The Brand. The brothers asked Ray why he did not simply steal their idea and build this out on his own. Why did he want to partner with the McDonald brothers. Ray’s answer was, “The name McDonald’s”. It is a nice sounding All-American name. The brothers clearly did not understand the value of their brand and hardly made any money from their brand, yet another tip for entrepreneurs – value your brand properly.
Persistence. I may have painted Ray Kroc as the villain. He cheated his partners, he left his wife for another a partner’s wife, etc. But he also built up a business that revolutionised the food and restaurant business (and also the franchising and real estate businesses). He had the habit of listening to motivational vinyl records and his main lesson from those records was ‘Persistence’. Ray had tried many businesses before he met the McDonald brothers; none of them were great successes. But he never gave up. And when he partnered with the McDonald brothers he had challenges – overdue bank loans, bad franchisees, differences with his partners on growth, etc. But he persisted like a bull and eventually made a fortune. Entrepreneurs have to be persistent.

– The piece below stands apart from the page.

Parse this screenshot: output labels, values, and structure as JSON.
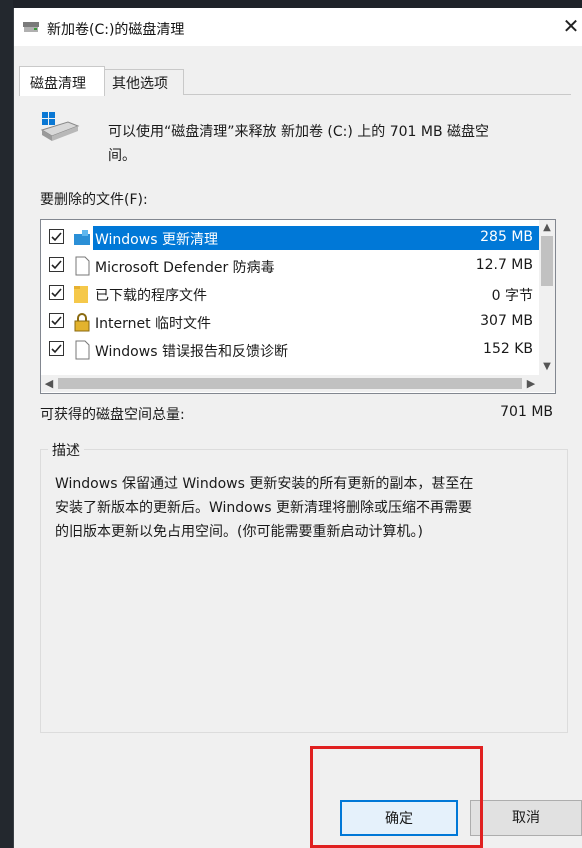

Size. Finally, let’s look at the issue of size. Mac and Dick were more concerned about quality of the product and were not that hung up about growth; they wanted to grow, but at a pace that they were in control of. They had a well-run business that they were passionate and proud about. Ray, on the other hand, realized that what the brothers had developed was a gold mine and he drove them to grow beyond the comfort zone of the brothers. The brothers ended up losing their business and their dreams. Ray became a very, very rich man. So, size was not that important for the founders. But it was important for Ray, who grabbed the title of ‘Founder’ from the brothers. McDonald’s today has 36,000 locations worldwide, serving 100 countries and 80% of their restaurants are franchised. The legacy of the brothers disappeared and the first official restaurant of The McDonald’s Corporation is now recorded as in Des Plaines, Illinois, and not in San Bernadino, California. The drive for size destroyed the health and dreams of the founders, created a very different type of organization, but resulted in a legacy that a new founder grabbed as his own.
(Views expressed are personal.)